But this was also a deeply socialist Budget, setting its face against the City and against the engines of growth. Brown and Darling both know that the 50p tax rate will raise very little revenue - and may indeed cause revenue to fall - but it makes them feel good and it puts the Tories in a tricky place. Having swallowed 45p (and in so doing, appearing to abandon the principle that competitive tax rates have a dynamic effect on wealth creation) will Cameron and Osborne now go along with 50p? When you've given way on a principle, knowing where to draw a line can be tricky.
Of course, coupling the new rate to the removal of higher rate tax relief on pension savings is a classic Brownism: don't think you can get round this tax by putting your income into saving for your future. Brown has hit pension funds before and he's no qualms about hitting them again. Meantime, the divide between the public sector executives on huge, publicly funded pension pots, and the wealth-creating private sector who've already seen their pension savings collapse, will yawn even wider.
Incompetent, socialist, vindictive and above all incredible, this Budget is the last act of a horribly failed regime.
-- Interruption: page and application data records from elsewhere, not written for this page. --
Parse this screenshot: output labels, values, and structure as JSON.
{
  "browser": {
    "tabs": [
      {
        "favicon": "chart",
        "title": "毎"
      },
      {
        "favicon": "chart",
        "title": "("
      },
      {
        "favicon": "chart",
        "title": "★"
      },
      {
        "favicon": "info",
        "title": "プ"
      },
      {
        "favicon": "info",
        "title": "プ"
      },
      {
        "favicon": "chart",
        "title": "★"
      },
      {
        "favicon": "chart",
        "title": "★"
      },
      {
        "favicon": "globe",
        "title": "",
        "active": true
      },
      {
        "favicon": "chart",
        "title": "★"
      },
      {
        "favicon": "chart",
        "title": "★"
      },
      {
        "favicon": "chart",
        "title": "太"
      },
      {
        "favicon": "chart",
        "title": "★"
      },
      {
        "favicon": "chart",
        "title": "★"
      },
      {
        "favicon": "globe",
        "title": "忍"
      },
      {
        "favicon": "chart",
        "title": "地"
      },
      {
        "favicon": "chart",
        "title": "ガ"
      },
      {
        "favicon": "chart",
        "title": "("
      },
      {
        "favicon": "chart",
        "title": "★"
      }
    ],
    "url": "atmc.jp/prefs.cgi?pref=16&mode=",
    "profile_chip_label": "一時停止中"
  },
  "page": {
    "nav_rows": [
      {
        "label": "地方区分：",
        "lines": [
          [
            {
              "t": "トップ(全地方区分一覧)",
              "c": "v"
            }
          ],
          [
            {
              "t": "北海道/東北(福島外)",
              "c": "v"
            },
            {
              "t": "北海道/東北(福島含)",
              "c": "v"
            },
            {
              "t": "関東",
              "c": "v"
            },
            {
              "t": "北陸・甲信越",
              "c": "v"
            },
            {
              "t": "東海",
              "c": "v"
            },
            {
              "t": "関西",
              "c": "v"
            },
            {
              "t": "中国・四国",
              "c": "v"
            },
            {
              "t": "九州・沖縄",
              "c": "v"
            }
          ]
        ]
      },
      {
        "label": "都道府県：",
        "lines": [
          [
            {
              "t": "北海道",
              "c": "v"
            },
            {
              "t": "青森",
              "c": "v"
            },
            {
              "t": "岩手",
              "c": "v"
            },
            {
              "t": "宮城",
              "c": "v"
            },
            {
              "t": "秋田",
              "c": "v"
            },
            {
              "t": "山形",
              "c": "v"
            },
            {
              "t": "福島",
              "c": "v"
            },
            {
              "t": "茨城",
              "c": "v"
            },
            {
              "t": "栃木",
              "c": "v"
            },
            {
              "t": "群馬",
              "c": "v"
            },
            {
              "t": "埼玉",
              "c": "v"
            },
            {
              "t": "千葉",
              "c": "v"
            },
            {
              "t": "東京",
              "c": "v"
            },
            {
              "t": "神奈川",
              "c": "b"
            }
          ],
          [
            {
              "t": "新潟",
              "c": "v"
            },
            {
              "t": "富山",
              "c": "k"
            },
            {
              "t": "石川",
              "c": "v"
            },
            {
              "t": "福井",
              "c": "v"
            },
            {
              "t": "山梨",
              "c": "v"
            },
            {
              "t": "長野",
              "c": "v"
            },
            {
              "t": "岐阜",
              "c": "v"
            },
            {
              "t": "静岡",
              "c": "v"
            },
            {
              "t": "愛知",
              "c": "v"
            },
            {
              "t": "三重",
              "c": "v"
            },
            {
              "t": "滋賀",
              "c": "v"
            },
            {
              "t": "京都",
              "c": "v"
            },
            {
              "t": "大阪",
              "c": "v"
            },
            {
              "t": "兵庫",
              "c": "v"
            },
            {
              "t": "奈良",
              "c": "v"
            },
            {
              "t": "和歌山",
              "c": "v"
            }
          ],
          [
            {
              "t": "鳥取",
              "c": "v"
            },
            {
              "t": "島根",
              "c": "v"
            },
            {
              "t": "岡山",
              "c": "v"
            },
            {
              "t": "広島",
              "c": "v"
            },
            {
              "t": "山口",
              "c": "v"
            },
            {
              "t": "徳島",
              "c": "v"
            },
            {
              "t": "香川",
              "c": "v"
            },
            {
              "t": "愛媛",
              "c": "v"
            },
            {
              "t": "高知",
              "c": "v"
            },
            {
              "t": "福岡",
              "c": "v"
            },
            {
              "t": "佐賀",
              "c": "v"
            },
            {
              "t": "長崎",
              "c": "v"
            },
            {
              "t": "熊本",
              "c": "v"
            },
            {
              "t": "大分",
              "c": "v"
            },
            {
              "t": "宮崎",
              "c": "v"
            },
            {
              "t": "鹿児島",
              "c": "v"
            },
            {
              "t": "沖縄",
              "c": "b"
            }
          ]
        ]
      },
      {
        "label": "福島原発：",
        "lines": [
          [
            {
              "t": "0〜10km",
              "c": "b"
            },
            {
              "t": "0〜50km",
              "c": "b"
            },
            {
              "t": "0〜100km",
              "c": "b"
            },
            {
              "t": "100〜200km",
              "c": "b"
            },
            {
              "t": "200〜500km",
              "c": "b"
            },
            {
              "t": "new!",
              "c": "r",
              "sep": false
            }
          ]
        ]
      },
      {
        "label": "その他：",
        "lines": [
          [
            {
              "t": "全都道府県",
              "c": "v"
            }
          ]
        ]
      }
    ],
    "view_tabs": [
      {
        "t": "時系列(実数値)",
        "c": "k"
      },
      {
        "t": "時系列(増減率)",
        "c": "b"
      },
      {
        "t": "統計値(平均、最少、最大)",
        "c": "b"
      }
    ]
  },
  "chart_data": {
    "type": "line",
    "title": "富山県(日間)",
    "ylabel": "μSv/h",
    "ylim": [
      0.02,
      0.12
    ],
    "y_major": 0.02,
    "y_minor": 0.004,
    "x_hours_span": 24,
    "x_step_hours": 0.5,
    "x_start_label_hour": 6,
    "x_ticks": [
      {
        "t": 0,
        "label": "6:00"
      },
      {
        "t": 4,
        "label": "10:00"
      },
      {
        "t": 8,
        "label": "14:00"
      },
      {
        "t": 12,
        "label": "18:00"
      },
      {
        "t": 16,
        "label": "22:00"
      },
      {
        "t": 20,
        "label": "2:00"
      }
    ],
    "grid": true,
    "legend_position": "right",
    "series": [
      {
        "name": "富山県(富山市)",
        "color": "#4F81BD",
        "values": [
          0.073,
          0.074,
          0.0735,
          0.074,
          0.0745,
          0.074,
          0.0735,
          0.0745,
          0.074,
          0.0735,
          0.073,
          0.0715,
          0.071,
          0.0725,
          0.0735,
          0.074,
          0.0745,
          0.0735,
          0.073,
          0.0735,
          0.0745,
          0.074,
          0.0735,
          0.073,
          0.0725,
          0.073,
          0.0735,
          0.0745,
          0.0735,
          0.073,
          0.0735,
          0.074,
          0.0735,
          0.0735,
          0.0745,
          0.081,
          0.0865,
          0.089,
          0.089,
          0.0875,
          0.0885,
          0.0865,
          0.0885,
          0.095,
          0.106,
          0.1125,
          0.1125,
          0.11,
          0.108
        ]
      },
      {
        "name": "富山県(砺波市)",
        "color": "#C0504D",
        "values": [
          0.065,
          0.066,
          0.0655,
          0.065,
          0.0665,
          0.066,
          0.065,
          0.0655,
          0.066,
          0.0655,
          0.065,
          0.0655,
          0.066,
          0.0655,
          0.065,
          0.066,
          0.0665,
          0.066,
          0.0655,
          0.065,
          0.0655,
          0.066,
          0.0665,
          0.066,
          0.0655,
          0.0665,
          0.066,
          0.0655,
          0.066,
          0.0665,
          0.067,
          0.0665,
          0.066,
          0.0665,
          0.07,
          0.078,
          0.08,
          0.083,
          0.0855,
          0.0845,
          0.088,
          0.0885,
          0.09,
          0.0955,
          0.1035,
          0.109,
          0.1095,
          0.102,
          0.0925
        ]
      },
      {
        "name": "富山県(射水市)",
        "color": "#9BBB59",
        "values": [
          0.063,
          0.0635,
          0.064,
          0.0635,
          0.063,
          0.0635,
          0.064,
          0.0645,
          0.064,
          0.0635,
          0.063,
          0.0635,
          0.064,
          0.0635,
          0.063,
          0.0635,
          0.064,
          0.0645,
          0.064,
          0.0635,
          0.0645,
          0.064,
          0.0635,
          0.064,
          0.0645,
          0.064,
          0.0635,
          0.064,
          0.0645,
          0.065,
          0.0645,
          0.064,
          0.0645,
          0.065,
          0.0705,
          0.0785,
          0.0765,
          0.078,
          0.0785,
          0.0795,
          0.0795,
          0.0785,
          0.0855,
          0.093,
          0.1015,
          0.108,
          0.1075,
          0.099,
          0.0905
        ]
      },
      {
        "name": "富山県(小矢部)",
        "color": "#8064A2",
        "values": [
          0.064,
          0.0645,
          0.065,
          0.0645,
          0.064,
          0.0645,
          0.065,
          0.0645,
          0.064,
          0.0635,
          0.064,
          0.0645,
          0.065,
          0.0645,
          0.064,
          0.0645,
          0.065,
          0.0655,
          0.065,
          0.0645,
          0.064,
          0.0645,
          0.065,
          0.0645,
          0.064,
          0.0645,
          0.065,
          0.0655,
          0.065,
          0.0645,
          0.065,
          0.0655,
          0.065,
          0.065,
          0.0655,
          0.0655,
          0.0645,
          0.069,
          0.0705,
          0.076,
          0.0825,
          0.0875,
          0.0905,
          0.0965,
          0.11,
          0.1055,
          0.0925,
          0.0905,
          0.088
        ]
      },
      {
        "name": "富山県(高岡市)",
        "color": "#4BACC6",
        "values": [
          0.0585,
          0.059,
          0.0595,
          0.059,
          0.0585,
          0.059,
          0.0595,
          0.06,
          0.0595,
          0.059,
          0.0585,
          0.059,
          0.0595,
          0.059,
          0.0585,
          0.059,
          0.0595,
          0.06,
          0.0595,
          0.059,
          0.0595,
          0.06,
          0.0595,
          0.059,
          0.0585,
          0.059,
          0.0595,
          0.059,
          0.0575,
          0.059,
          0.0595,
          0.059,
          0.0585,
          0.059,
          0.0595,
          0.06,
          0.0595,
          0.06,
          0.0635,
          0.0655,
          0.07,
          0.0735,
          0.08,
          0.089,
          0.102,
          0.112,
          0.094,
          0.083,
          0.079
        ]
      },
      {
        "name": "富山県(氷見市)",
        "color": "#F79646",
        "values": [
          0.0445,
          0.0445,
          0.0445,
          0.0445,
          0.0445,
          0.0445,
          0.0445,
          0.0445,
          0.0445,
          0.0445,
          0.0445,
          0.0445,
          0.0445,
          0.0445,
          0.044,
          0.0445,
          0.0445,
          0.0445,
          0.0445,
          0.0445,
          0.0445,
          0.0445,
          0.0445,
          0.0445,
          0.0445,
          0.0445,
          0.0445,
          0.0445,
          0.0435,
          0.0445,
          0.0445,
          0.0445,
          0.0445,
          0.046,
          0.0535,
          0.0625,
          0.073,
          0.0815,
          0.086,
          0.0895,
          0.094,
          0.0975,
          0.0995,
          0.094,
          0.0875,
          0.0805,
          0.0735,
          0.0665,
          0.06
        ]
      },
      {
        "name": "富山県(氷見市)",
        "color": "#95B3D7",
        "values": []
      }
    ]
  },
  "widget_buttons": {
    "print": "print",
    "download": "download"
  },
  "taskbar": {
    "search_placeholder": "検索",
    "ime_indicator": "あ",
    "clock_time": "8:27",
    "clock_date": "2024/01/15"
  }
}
Darling knows he is finished, as this Government is finished; they cling to the hope that the Treasury will be able to flog enough gilts to save them calling in the IMF before the year is out - but even that looks pretty optimistic now.
Jill Kirby is Director of the Centre for Policy Studies